Five million Canadians don’t have a family doctor
In Canada, eight out of ten health care visits every day are with family doctors. Yet roughly five million Canadians do not have a family doctor, often due to systemic barriers rather than choice. This gap for nearly 15 per cent of Canadians is by far one of our most urgent opportunities for improvement in our health-care system.
Canada’s primary care gap is a wicked problem with countless symptoms. When people need care, they are forced to find alternatives. Many end up in urgent care or emergency rooms, which act as an important safety net. For some, heartbreakingly, we miss cancers and other serious conditions, leading to delayed diagnoses, and ultimately more difficult and costly care.
We miss opportunities to build relationships, explore mental health alongside physical health, and lay a foundation for the future. This gap also makes family practices busier, needing to triage the people who are most sick or most in need, with less time to care for others.
Imagine if every Canadian had a family doctor
Imagine a world where we solved this wicked problem. In this world, when you or a loved one need care, you can see a health professional who is familiar to you, understands your values and health history, and is committed to keeping you healthy.

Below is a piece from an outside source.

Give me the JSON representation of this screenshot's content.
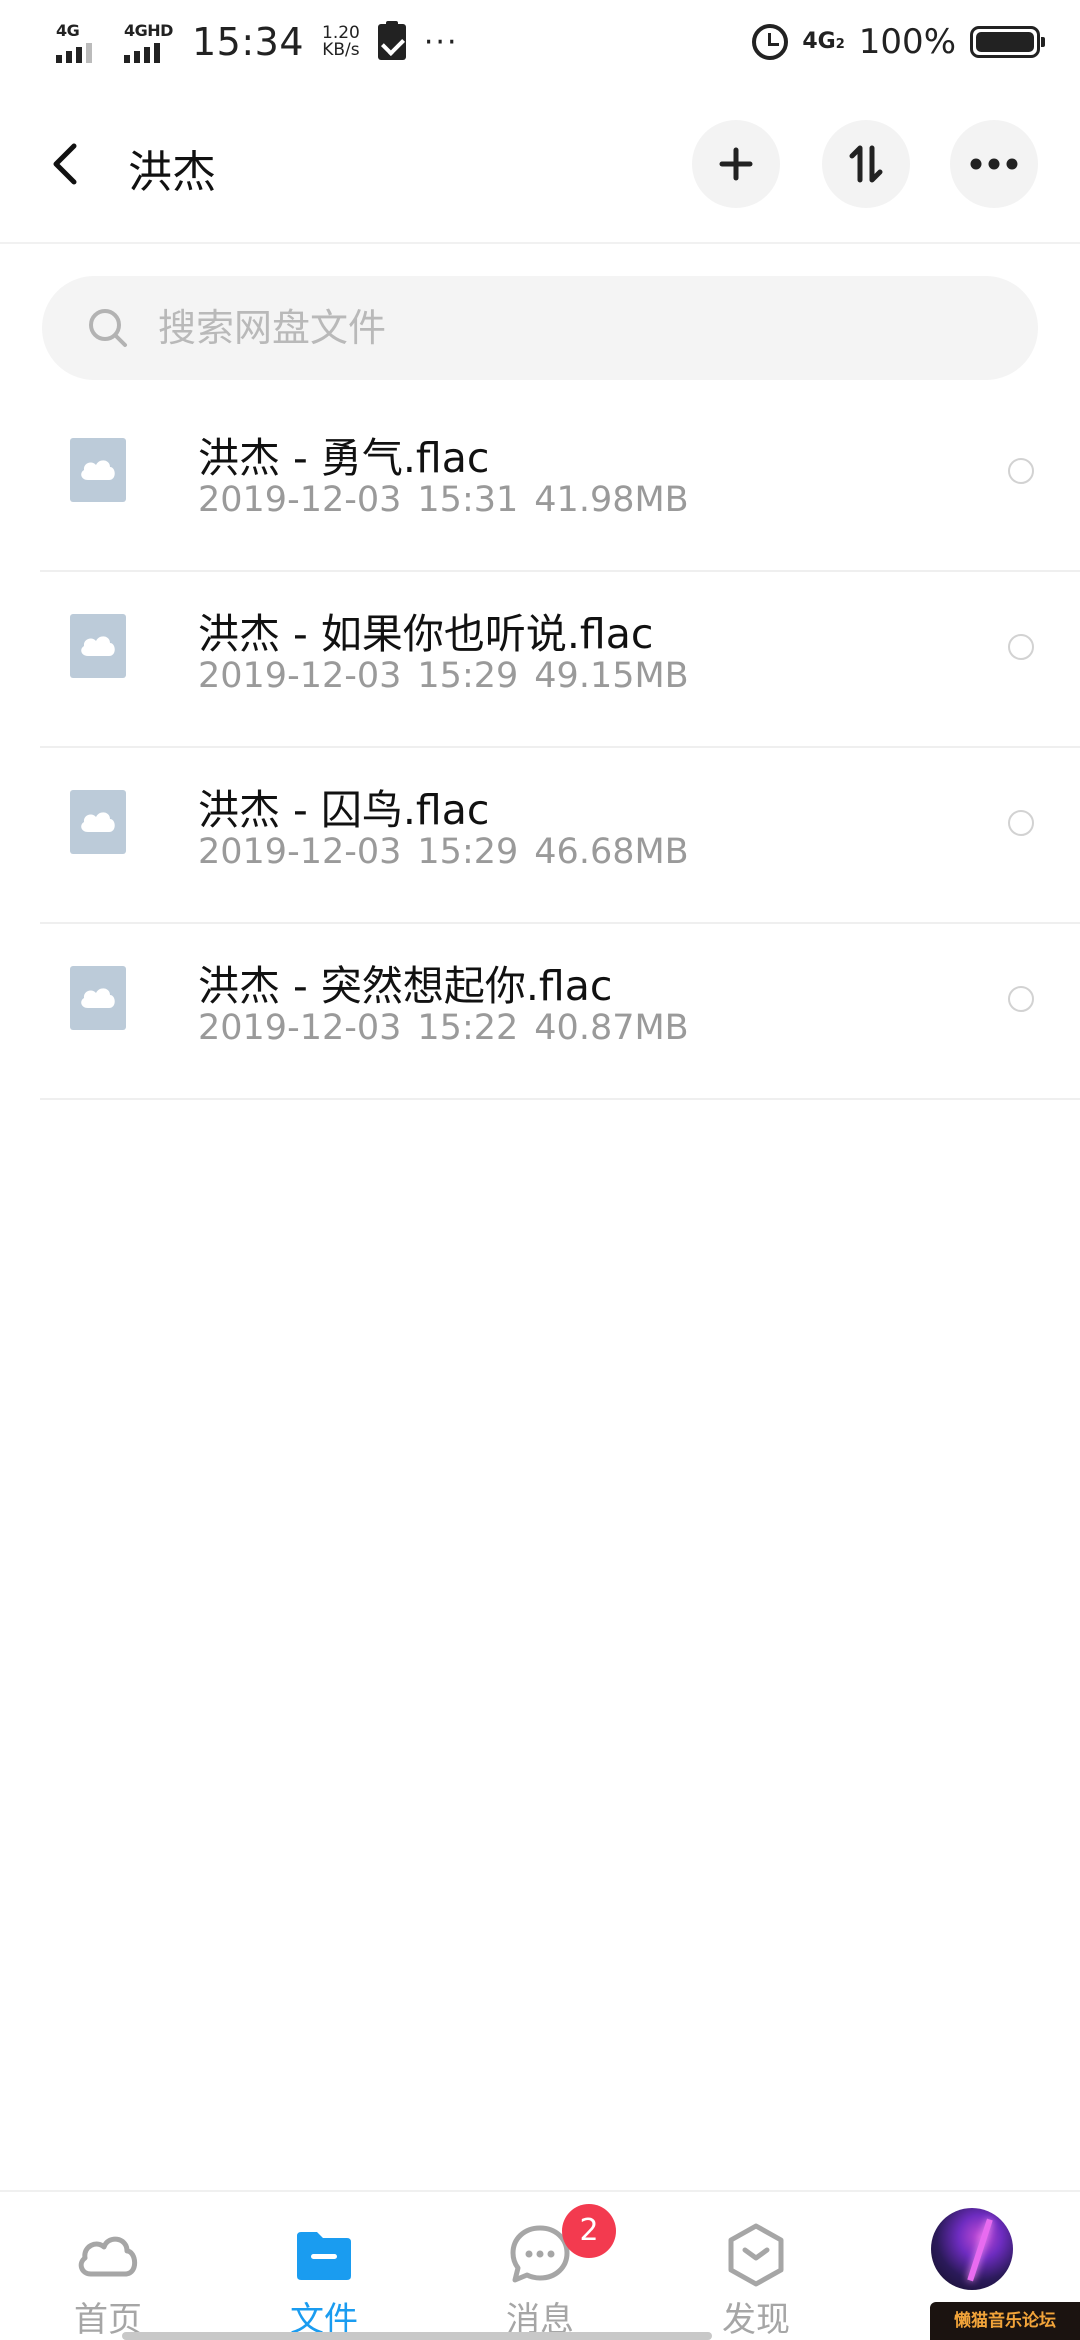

Now, imagine if every Canadian had that in a family doctor, supported by a team interconnected by digital tools and other creative means. Of course, one doctor cannot be everything to everyone needing care at all times, which is why investing in the team, the technology, and the infrastructure to support family practices is so critical. Imagine if you had other important experts all co-located or virtually connected with your family doctor: cross-covering physicians to make sure you had care after-hours and when needed urgently, a primary care nurse to support you with chronic disease, a link worker to connect people with social prescriptions, a systems navigator to help people have better experiences with our health system, mobile health professionals to extend the reach of primary care to your home when you need it most, or mental health professionals, pharmacists, and other specialists all working together on your care.

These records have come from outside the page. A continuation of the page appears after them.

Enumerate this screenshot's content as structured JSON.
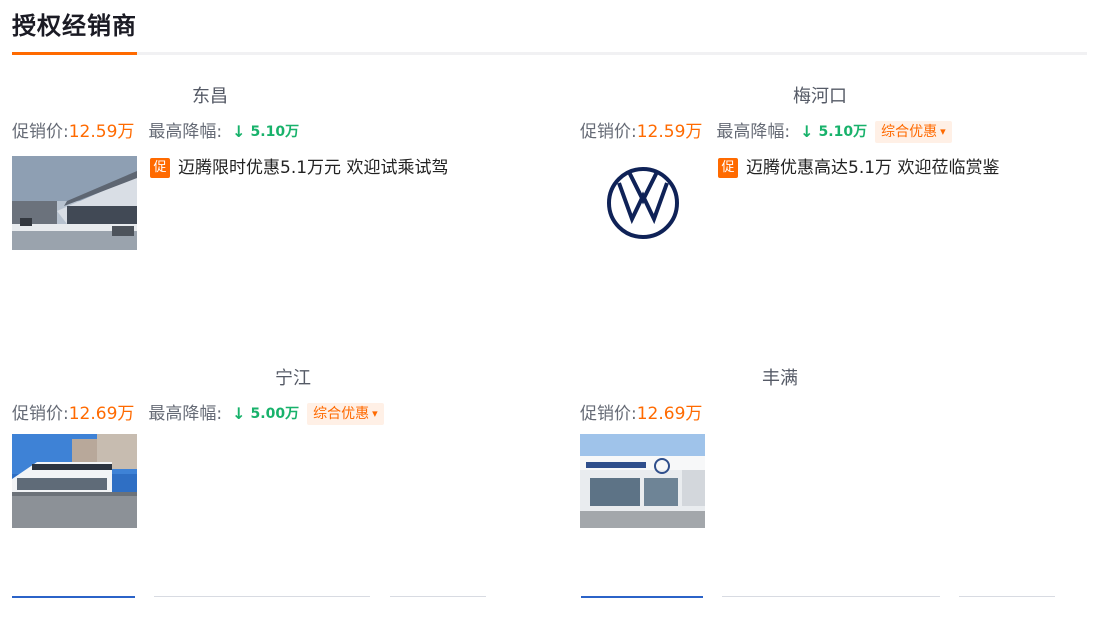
{
  "header": {
    "title": "授权经销商"
  },
  "labels": {
    "price": "促销价:",
    "max_drop": "最高降幅:"
  },
  "icons": {
    "drop": "down-arrow-icon",
    "promo": "chevron-down-icon",
    "cu": "promo-badge-icon",
    "vw": "volkswagen-logo-icon"
  },
  "colors": {
    "accent": "#ff6a00",
    "drop": "#18b26b",
    "primary_button": "#2b63c8"
  },
  "dealers": [
    {
      "name": "东昌",
      "price": "12.59万",
      "drop_arrow": "↓",
      "drop": "5.10万",
      "news_badge": "促",
      "news": "迈腾限时优惠5.1万元 欢迎试乘试驾"
    },
    {
      "name": "梅河口",
      "price": "12.59万",
      "drop_arrow": "↓",
      "drop": "5.10万",
      "promo": "综合优惠",
      "news_badge": "促",
      "news": "迈腾优惠高达5.1万 欢迎莅临赏鉴"
    },
    {
      "name": "宁江",
      "price": "12.69万",
      "drop_arrow": "↓",
      "drop": "5.00万",
      "promo": "综合优惠"
    },
    {
      "name": "丰满",
      "price": "12.69万"
    }
  ]
}
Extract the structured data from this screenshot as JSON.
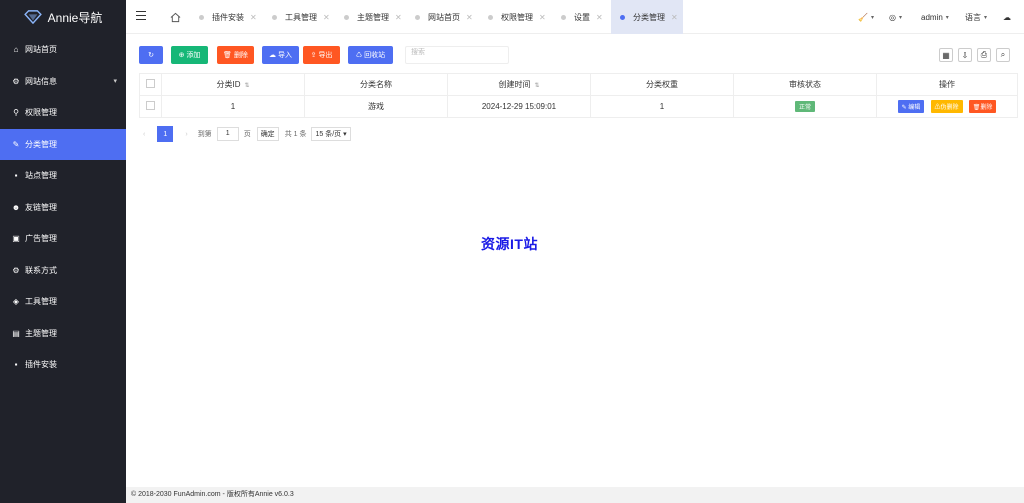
{
  "app": {
    "title": "Annie导航"
  },
  "sidebar": {
    "items": [
      {
        "label": "网站首页",
        "icon": "home-icon"
      },
      {
        "label": "网站信息",
        "icon": "settings-icon",
        "has_children": true
      },
      {
        "label": "权限管理",
        "icon": "permission-icon"
      },
      {
        "label": "分类管理",
        "icon": "category-icon",
        "active": true
      },
      {
        "label": "站点管理",
        "icon": "site-icon"
      },
      {
        "label": "友链管理",
        "icon": "users-icon"
      },
      {
        "label": "广告管理",
        "icon": "image-icon"
      },
      {
        "label": "联系方式",
        "icon": "contact-icon"
      },
      {
        "label": "工具管理",
        "icon": "shield-icon"
      },
      {
        "label": "主题管理",
        "icon": "theme-icon"
      },
      {
        "label": "插件安装",
        "icon": "plugin-icon"
      }
    ]
  },
  "header": {
    "tabs": [
      {
        "label": "插件安装"
      },
      {
        "label": "工具管理"
      },
      {
        "label": "主题管理"
      },
      {
        "label": "网站首页"
      },
      {
        "label": "权限管理"
      },
      {
        "label": "设置"
      },
      {
        "label": "分类管理",
        "active": true
      }
    ],
    "user": "admin",
    "language": "语言"
  },
  "toolbar": {
    "refresh": "",
    "add": "添加",
    "delete": "删除",
    "import": "导入",
    "export": "导出",
    "recycle": "回收站",
    "search_placeholder": "搜索"
  },
  "table": {
    "columns": [
      "分类ID",
      "分类名称",
      "创建时间",
      "分类权重",
      "审核状态",
      "操作"
    ],
    "rows": [
      {
        "id": "1",
        "name": "游戏",
        "created": "2024-12-29 15:09:01",
        "weight": "1",
        "status": "正常"
      }
    ],
    "actions": {
      "edit": "编辑",
      "soft_delete": "伪删除",
      "delete": "删除"
    }
  },
  "pager": {
    "current": "1",
    "goto_label": "到第",
    "goto_value": "1",
    "page_label": "页",
    "confirm": "确定",
    "total": "共 1 条",
    "page_size": "15 条/页"
  },
  "watermark": "资源IT站",
  "footer": "© 2018-2030 FunAdmin.com - 版权所有Annie v6.0.3",
  "colors": {
    "sidebar_bg": "#20222a",
    "accent": "#4e6ef2",
    "green": "#16b777",
    "orange": "#ff5722",
    "yellow": "#ffb800",
    "status_green": "#5fb878"
  }
}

As Canadians age, health care grows in complexity and cost. To keep our health system sustainable, meaningfully connecting people to well-supported family practices could be the most important goal we set.
Join Dr. Nowak on June 21, along with advocate Teri Price, in a discussion about the important role of communication in patient/healthcare provider relationships, how to make the most of time with your doctor, and the value of including patients and caregivers as part of the healthcare team. This is Part 1 in the “Health Talk” series. Part 2 will explore the importance of caregivers, and Part 3 will take a look at how to protect mental health while living through crisis. Register by clicking here.
Dr. Dominik Nowak is a family doctor and health systems leader. As Chief Medical Advisor at TELUS, Dr. Nowak bridges disciplines with health, community, and business leaders toward health innovation based in science and compassion. He is also a faculty member in the Dalla Lana School of Public Health and the Department of Family and Community Medicine at the University of Toronto.